to top



Information-Flow Analysis in the Age of GPU and AI Processing



Dynamic Information Flow Tracking (DIFT) forms the foundation of a wide range of security and privacy analysis. However, the performance and scalability of DIFT are impeded by the extensive number of states and data flows within programs, which make the execution of interactive data flow analysis queries cumbersome with traditional methods. In this talk, we identify that DIFT under dependency-based information flow rules can be cast as linear transformations over taint states. This transformation enables a novel matrix-based representation, FlowMatrix, to represent DIFT operations concisely and makes it practical to adopt GPUs as co-processors for DIFT analysis. FlowMatrix provides efficient support for interactive DIFT query operations. We design a DIFT query system and prototype it on commodity GPUs. Our evaluation shows that our prototype outperforms CPU-based baseline by several times and enables rapid response to DIFT queries. It has two to three orders of magnitude higher throughput compared to typical DIFT analysis solutions. FlowMatrix represents an initial step in the direction toward balancing the complexity and efficiency to adopt new processing technologies in information-flow analysis. We also discuss the potential and limitation of related technologies through the view of complexity. 

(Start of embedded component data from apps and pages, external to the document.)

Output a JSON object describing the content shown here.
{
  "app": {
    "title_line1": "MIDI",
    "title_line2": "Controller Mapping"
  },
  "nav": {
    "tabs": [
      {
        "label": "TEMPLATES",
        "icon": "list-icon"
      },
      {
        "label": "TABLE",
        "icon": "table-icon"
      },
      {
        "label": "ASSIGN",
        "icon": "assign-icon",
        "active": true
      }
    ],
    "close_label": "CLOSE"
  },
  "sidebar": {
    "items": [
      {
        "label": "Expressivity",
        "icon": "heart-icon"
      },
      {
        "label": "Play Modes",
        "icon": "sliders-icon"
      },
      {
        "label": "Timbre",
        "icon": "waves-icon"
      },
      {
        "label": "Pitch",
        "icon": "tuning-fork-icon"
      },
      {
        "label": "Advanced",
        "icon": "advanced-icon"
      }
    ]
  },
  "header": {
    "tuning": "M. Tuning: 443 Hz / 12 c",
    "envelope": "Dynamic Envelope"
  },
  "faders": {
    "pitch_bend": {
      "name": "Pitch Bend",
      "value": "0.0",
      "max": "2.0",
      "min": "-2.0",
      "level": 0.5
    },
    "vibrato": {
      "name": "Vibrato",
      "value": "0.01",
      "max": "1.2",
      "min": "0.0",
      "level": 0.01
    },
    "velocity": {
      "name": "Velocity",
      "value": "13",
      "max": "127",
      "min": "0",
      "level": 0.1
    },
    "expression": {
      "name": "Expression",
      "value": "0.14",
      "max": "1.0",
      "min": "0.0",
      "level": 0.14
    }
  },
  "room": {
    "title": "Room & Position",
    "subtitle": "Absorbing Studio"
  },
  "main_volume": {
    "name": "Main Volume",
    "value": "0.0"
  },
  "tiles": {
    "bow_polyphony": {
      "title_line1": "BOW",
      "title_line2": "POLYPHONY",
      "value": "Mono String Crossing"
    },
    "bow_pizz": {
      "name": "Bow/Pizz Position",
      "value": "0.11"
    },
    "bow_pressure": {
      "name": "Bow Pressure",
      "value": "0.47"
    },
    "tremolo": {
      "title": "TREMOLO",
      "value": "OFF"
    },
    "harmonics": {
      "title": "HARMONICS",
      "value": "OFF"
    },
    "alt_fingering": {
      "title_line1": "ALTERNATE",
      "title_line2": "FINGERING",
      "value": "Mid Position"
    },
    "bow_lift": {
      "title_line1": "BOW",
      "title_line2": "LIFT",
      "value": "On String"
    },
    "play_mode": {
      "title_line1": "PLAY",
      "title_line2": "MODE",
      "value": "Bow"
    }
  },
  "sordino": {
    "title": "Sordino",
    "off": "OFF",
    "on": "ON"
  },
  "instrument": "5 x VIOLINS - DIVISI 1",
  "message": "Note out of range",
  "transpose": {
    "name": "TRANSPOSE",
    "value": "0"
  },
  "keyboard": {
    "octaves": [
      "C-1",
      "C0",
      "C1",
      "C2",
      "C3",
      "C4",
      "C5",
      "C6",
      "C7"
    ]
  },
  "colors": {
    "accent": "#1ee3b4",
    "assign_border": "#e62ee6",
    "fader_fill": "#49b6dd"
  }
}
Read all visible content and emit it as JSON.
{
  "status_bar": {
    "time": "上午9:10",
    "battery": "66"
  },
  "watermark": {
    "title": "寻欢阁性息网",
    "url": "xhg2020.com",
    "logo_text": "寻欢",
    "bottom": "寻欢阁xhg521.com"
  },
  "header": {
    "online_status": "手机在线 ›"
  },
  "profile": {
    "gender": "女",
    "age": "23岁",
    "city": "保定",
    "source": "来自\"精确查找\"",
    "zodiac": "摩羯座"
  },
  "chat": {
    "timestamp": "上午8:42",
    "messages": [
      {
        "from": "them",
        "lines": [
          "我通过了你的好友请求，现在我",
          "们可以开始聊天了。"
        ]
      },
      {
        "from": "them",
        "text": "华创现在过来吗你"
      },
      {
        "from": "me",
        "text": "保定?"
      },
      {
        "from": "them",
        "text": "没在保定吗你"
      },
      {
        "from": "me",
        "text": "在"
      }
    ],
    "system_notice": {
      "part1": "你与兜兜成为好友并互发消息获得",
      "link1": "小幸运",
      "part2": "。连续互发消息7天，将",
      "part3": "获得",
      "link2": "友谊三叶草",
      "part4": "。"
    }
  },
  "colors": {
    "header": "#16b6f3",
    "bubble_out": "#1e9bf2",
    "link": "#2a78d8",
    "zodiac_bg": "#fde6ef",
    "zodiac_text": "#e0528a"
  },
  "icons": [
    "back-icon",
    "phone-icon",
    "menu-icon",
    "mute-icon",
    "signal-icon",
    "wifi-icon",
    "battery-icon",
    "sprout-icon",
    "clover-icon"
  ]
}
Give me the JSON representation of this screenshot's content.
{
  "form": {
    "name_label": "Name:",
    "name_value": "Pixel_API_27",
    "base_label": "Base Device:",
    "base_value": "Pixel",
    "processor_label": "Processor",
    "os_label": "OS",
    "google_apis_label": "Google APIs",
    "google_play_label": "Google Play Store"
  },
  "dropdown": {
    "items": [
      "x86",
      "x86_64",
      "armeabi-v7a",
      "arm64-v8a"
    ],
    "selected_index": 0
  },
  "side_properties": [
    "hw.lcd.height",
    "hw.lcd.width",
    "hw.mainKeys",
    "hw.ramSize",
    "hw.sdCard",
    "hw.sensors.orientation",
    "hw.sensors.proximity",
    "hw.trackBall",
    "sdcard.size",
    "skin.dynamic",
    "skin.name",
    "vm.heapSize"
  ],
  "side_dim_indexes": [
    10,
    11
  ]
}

Zhenkai Liang is an Associate Professor in the Department of Computer Science at National University of Singapore. He is also a co-Lead Principal Investigator of National Security R&D Lab of Singapore. His research interests are in system and software security, such as binary program analysis, security in Web, mobile, and Internet-of-things (IoT) platforms. He has been publishing high-impact papers in top security and software engineering conferences, and has won several best paper awards in security and software engineering conference, including Annual Computer Security Applications Conference (ACSAC), USENIX Security Symposium, and ACM SIGSOFT Symposium on the Foundations of Software Engineering (FSE). He has also won the Annual Teaching Excellence Award of NUS in 2014 and 2015. He is a current member of the Steering Group of NDSS and has served as technical committee members and editorial board members of main security conferences and journals, including ACM Conference on Computer and Communications Security (CCS), USENIX Security Symposium, Network and Distributed System Security Symposium (NDSS), and IEEE Transactions on Dependable and Secure Computing (TDSC) and ACM Transaction on Privacy and Security (TOPS).  He received his Ph.D. degree in Computer Science from Stony Brook University in 2006, and B.S. degrees in Computer Science and Economics from Peking University in 1999.

The College of Computer Science and Technology educates future leaders in computer science with interdisciplinary innovation capabilities to address global challenges in the AI2.0 world.